**Your objective**
Your answer should repeat the entries in full, exactly as given, with no pictures.

#####

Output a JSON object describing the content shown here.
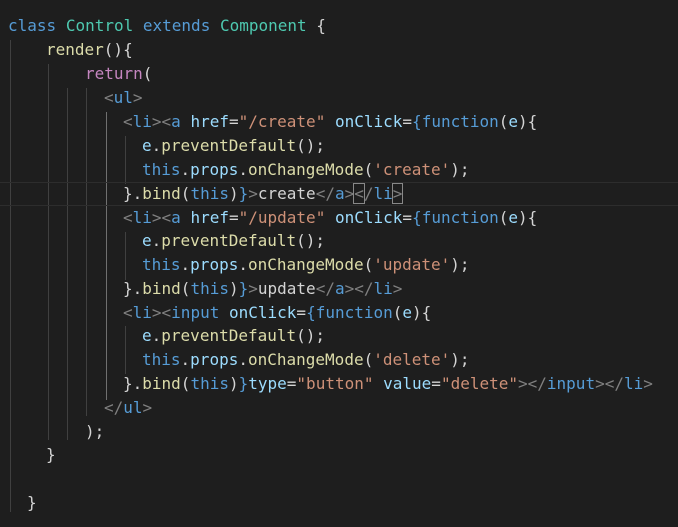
{
  "colors": {
    "background": "#1e1e1e",
    "keyword": "#569cd6",
    "control_keyword": "#c586c0",
    "class_name": "#4ec9b0",
    "function_name": "#dcdcaa",
    "tag_bracket": "#808080",
    "attribute": "#9cdcfe",
    "string": "#ce9178",
    "text": "#d4d4d4"
  },
  "code": {
    "lines": [
      [
        {
          "t": "class",
          "c": "kw"
        },
        {
          "t": " "
        },
        {
          "t": "Control",
          "c": "cls"
        },
        {
          "t": " "
        },
        {
          "t": "extends",
          "c": "kw"
        },
        {
          "t": " "
        },
        {
          "t": "Component",
          "c": "cls"
        },
        {
          "t": " {"
        }
      ],
      [
        {
          "t": "render",
          "c": "fn"
        },
        {
          "t": "(){"
        }
      ],
      [
        {
          "t": "return",
          "c": "ctl"
        },
        {
          "t": "("
        }
      ],
      [
        {
          "t": "<",
          "c": "br"
        },
        {
          "t": "ul",
          "c": "tag"
        },
        {
          "t": ">",
          "c": "br"
        }
      ],
      [
        {
          "t": "<",
          "c": "br"
        },
        {
          "t": "li",
          "c": "tag"
        },
        {
          "t": "><",
          "c": "br"
        },
        {
          "t": "a",
          "c": "tag"
        },
        {
          "t": " "
        },
        {
          "t": "href",
          "c": "attr"
        },
        {
          "t": "="
        },
        {
          "t": "\"/create\"",
          "c": "str"
        },
        {
          "t": " "
        },
        {
          "t": "onClick",
          "c": "attr"
        },
        {
          "t": "="
        },
        {
          "t": "{",
          "c": "kw"
        },
        {
          "t": "function",
          "c": "kw"
        },
        {
          "t": "("
        },
        {
          "t": "e",
          "c": "var"
        },
        {
          "t": "){"
        }
      ],
      [
        {
          "t": "e",
          "c": "var"
        },
        {
          "t": "."
        },
        {
          "t": "preventDefault",
          "c": "fn"
        },
        {
          "t": "();"
        }
      ],
      [
        {
          "t": "this",
          "c": "kw"
        },
        {
          "t": "."
        },
        {
          "t": "props",
          "c": "var"
        },
        {
          "t": "."
        },
        {
          "t": "onChangeMode",
          "c": "fn"
        },
        {
          "t": "("
        },
        {
          "t": "'create'",
          "c": "str"
        },
        {
          "t": ");"
        }
      ],
      [
        {
          "t": "}."
        },
        {
          "t": "bind",
          "c": "fn"
        },
        {
          "t": "("
        },
        {
          "t": "this",
          "c": "kw"
        },
        {
          "t": ")"
        },
        {
          "t": "}",
          "c": "kw"
        },
        {
          "t": ">",
          "c": "br"
        },
        {
          "t": "create"
        },
        {
          "t": "</",
          "c": "br"
        },
        {
          "t": "a",
          "c": "tag"
        },
        {
          "t": ">",
          "c": "br"
        },
        {
          "t": "<",
          "c": "br",
          "m": 1
        },
        {
          "t": "/",
          "c": "br"
        },
        {
          "t": "li",
          "c": "tag"
        },
        {
          "t": ">",
          "c": "br",
          "m": 1
        }
      ],
      [
        {
          "t": "<",
          "c": "br"
        },
        {
          "t": "li",
          "c": "tag"
        },
        {
          "t": "><",
          "c": "br"
        },
        {
          "t": "a",
          "c": "tag"
        },
        {
          "t": " "
        },
        {
          "t": "href",
          "c": "attr"
        },
        {
          "t": "="
        },
        {
          "t": "\"/update\"",
          "c": "str"
        },
        {
          "t": " "
        },
        {
          "t": "onClick",
          "c": "attr"
        },
        {
          "t": "="
        },
        {
          "t": "{",
          "c": "kw"
        },
        {
          "t": "function",
          "c": "kw"
        },
        {
          "t": "("
        },
        {
          "t": "e",
          "c": "var"
        },
        {
          "t": "){"
        }
      ],
      [
        {
          "t": "e",
          "c": "var"
        },
        {
          "t": "."
        },
        {
          "t": "preventDefault",
          "c": "fn"
        },
        {
          "t": "();"
        }
      ],
      [
        {
          "t": "this",
          "c": "kw"
        },
        {
          "t": "."
        },
        {
          "t": "props",
          "c": "var"
        },
        {
          "t": "."
        },
        {
          "t": "onChangeMode",
          "c": "fn"
        },
        {
          "t": "("
        },
        {
          "t": "'update'",
          "c": "str"
        },
        {
          "t": ");"
        }
      ],
      [
        {
          "t": "}."
        },
        {
          "t": "bind",
          "c": "fn"
        },
        {
          "t": "("
        },
        {
          "t": "this",
          "c": "kw"
        },
        {
          "t": ")"
        },
        {
          "t": "}",
          "c": "kw"
        },
        {
          "t": ">",
          "c": "br"
        },
        {
          "t": "update"
        },
        {
          "t": "</",
          "c": "br"
        },
        {
          "t": "a",
          "c": "tag"
        },
        {
          "t": "></",
          "c": "br"
        },
        {
          "t": "li",
          "c": "tag"
        },
        {
          "t": ">",
          "c": "br"
        }
      ],
      [
        {
          "t": "<",
          "c": "br"
        },
        {
          "t": "li",
          "c": "tag"
        },
        {
          "t": "><",
          "c": "br"
        },
        {
          "t": "input",
          "c": "tag"
        },
        {
          "t": " "
        },
        {
          "t": "onClick",
          "c": "attr"
        },
        {
          "t": "="
        },
        {
          "t": "{",
          "c": "kw"
        },
        {
          "t": "function",
          "c": "kw"
        },
        {
          "t": "("
        },
        {
          "t": "e",
          "c": "var"
        },
        {
          "t": "){"
        }
      ],
      [
        {
          "t": "e",
          "c": "var"
        },
        {
          "t": "."
        },
        {
          "t": "preventDefault",
          "c": "fn"
        },
        {
          "t": "();"
        }
      ],
      [
        {
          "t": "this",
          "c": "kw"
        },
        {
          "t": "."
        },
        {
          "t": "props",
          "c": "var"
        },
        {
          "t": "."
        },
        {
          "t": "onChangeMode",
          "c": "fn"
        },
        {
          "t": "("
        },
        {
          "t": "'delete'",
          "c": "str"
        },
        {
          "t": ");"
        }
      ],
      [
        {
          "t": "}."
        },
        {
          "t": "bind",
          "c": "fn"
        },
        {
          "t": "("
        },
        {
          "t": "this",
          "c": "kw"
        },
        {
          "t": ")"
        },
        {
          "t": "}",
          "c": "kw"
        },
        {
          "t": "type",
          "c": "attr"
        },
        {
          "t": "="
        },
        {
          "t": "\"button\"",
          "c": "str"
        },
        {
          "t": " "
        },
        {
          "t": "value",
          "c": "attr"
        },
        {
          "t": "="
        },
        {
          "t": "\"delete\"",
          "c": "str"
        },
        {
          "t": "></",
          "c": "br"
        },
        {
          "t": "input",
          "c": "tag"
        },
        {
          "t": "></",
          "c": "br"
        },
        {
          "t": "li",
          "c": "tag"
        },
        {
          "t": ">",
          "c": "br"
        }
      ],
      [
        {
          "t": "</",
          "c": "br"
        },
        {
          "t": "ul",
          "c": "tag"
        },
        {
          "t": ">",
          "c": "br"
        }
      ],
      [
        {
          "t": ");"
        }
      ],
      [
        {
          "t": "}"
        }
      ],
      [],
      [
        {
          "t": "}"
        }
      ]
    ]
  }
}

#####

**Solution**
Output a JSON object describing the content shown here.
{
  "colors": {
    "background": "#1e1e1e",
    "keyword": "#569cd6",
    "control_keyword": "#c586c0",
    "class_name": "#4ec9b0",
    "function_name": "#dcdcaa",
    "tag_bracket": "#808080",
    "attribute": "#9cdcfe",
    "string": "#ce9178",
    "text": "#d4d4d4"
  },
  "code": {
    "lines": [
      [
        {
          "t": "class",
          "c": "kw"
        },
        {
          "t": " "
        },
        {
          "t": "Control",
          "c": "cls"
        },
        {
          "t": " "
        },
        {
          "t": "extends",
          "c": "kw"
        },
        {
          "t": " "
        },
        {
          "t": "Component",
          "c": "cls"
        },
        {
          "t": " {"
        }
      ],
      [
        {
          "t": "render",
          "c": "fn"
        },
        {
          "t": "(){"
        }
      ],
      [
        {
          "t": "return",
          "c": "ctl"
        },
        {
          "t": "("
        }
      ],
      [
        {
          "t": "<",
          "c": "br"
        },
        {
          "t": "ul",
          "c": "tag"
        },
        {
          "t": ">",
          "c": "br"
        }
      ],
      [
        {
          "t": "<",
          "c": "br"
        },
        {
          "t": "li",
          "c": "tag"
        },
        {
          "t": "><",
          "c": "br"
        },
        {
          "t": "a",
          "c": "tag"
        },
        {
          "t": " "
        },
        {
          "t": "href",
          "c": "attr"
        },
        {
          "t": "="
        },
        {
          "t": "\"/create\"",
          "c": "str"
        },
        {
          "t": " "
        },
        {
          "t": "onClick",
          "c": "attr"
        },
        {
          "t": "="
        },
        {
          "t": "{",
          "c": "kw"
        },
        {
          "t": "function",
          "c": "kw"
        },
        {
          "t": "("
        },
        {
          "t": "e",
          "c": "var"
        },
        {
          "t": "){"
        }
      ],
      [
        {
          "t": "e",
          "c": "var"
        },
        {
          "t": "."
        },
        {
          "t": "preventDefault",
          "c": "fn"
        },
        {
          "t": "();"
        }
      ],
      [
        {
          "t": "this",
          "c": "kw"
        },
        {
          "t": "."
        },
        {
          "t": "props",
          "c": "var"
        },
        {
          "t": "."
        },
        {
          "t": "onChangeMode",
          "c": "fn"
        },
        {
          "t": "("
        },
        {
          "t": "'create'",
          "c": "str"
        },
        {
          "t": ");"
        }
      ],
      [
        {
          "t": "}."
        },
        {
          "t": "bind",
          "c": "fn"
        },
        {
          "t": "("
        },
        {
          "t": "this",
          "c": "kw"
        },
        {
          "t": ")"
        },
        {
          "t": "}",
          "c": "kw"
        },
        {
          "t": ">",
          "c": "br"
        },
        {
          "t": "create"
        },
        {
          "t": "</",
          "c": "br"
        },
        {
          "t": "a",
          "c": "tag"
        },
        {
          "t": ">",
          "c": "br"
        },
        {
          "t": "<",
          "c": "br",
          "m": 1
        },
        {
          "t": "/",
          "c": "br"
        },
        {
          "t": "li",
          "c": "tag"
        },
        {
          "t": ">",
          "c": "br",
          "m": 1
        }
      ],
      [
        {
          "t": "<",
          "c": "br"
        },
        {
          "t": "li",
          "c": "tag"
        },
        {
          "t": "><",
          "c": "br"
        },
        {
          "t": "a",
          "c": "tag"
        },
        {
          "t": " "
        },
        {
          "t": "href",
          "c": "attr"
        },
        {
          "t": "="
        },
        {
          "t": "\"/update\"",
          "c": "str"
        },
        {
          "t": " "
        },
        {
          "t": "onClick",
          "c": "attr"
        },
        {
          "t": "="
        },
        {
          "t": "{",
          "c": "kw"
        },
        {
          "t": "function",
          "c": "kw"
        },
        {
          "t": "("
        },
        {
          "t": "e",
          "c": "var"
        },
        {
          "t": "){"
        }
      ],
      [
        {
          "t": "e",
          "c": "var"
        },
        {
          "t": "."
        },
        {
          "t": "preventDefault",
          "c": "fn"
        },
        {
          "t": "();"
        }
      ],
      [
        {
          "t": "this",
          "c": "kw"
        },
        {
          "t": "."
        },
        {
          "t": "props",
          "c": "var"
        },
        {
          "t": "."
        },
        {
          "t": "onChangeMode",
          "c": "fn"
        },
        {
          "t": "("
        },
        {
          "t": "'update'",
          "c": "str"
        },
        {
          "t": ");"
        }
      ],
      [
        {
          "t": "}."
        },
        {
          "t": "bind",
          "c": "fn"
        },
        {
          "t": "("
        },
        {
          "t": "this",
          "c": "kw"
        },
        {
          "t": ")"
        },
        {
          "t": "}",
          "c": "kw"
        },
        {
          "t": ">",
          "c": "br"
        },
        {
          "t": "update"
        },
        {
          "t": "</",
          "c": "br"
        },
        {
          "t": "a",
          "c": "tag"
        },
        {
          "t": "></",
          "c": "br"
        },
        {
          "t": "li",
          "c": "tag"
        },
        {
          "t": ">",
          "c": "br"
        }
      ],
      [
        {
          "t": "<",
          "c": "br"
        },
        {
          "t": "li",
          "c": "tag"
        },
        {
          "t": "><",
          "c": "br"
        },
        {
          "t": "input",
          "c": "tag"
        },
        {
          "t": " "
        },
        {
          "t": "onClick",
          "c": "attr"
        },
        {
          "t": "="
        },
        {
          "t": "{",
          "c": "kw"
        },
        {
          "t": "function",
          "c": "kw"
        },
        {
          "t": "("
        },
        {
          "t": "e",
          "c": "var"
        },
        {
          "t": "){"
        }
      ],
      [
        {
          "t": "e",
          "c": "var"
        },
        {
          "t": "."
        },
        {
          "t": "preventDefault",
          "c": "fn"
        },
        {
          "t": "();"
        }
      ],
      [
        {
          "t": "this",
          "c": "kw"
        },
        {
          "t": "."
        },
        {
          "t": "props",
          "c": "var"
        },
        {
          "t": "."
        },
        {
          "t": "onChangeMode",
          "c": "fn"
        },
        {
          "t": "("
        },
        {
          "t": "'delete'",
          "c": "str"
        },
        {
          "t": ");"
        }
      ],
      [
        {
          "t": "}."
        },
        {
          "t": "bind",
          "c": "fn"
        },
        {
          "t": "("
        },
        {
          "t": "this",
          "c": "kw"
        },
        {
          "t": ")"
        },
        {
          "t": "}",
          "c": "kw"
        },
        {
          "t": "type",
          "c": "attr"
        },
        {
          "t": "="
        },
        {
          "t": "\"button\"",
          "c": "str"
        },
        {
          "t": " "
        },
        {
          "t": "value",
          "c": "attr"
        },
        {
          "t": "="
        },
        {
          "t": "\"delete\"",
          "c": "str"
        },
        {
          "t": "></",
          "c": "br"
        },
        {
          "t": "input",
          "c": "tag"
        },
        {
          "t": "></",
          "c": "br"
        },
        {
          "t": "li",
          "c": "tag"
        },
        {
          "t": ">",
          "c": "br"
        }
      ],
      [
        {
          "t": "</",
          "c": "br"
        },
        {
          "t": "ul",
          "c": "tag"
        },
        {
          "t": ">",
          "c": "br"
        }
      ],
      [
        {
          "t": ");"
        }
      ],
      [
        {
          "t": "}"
        }
      ],
      [],
      [
        {
          "t": "}"
        }
      ]
    ]
  }
}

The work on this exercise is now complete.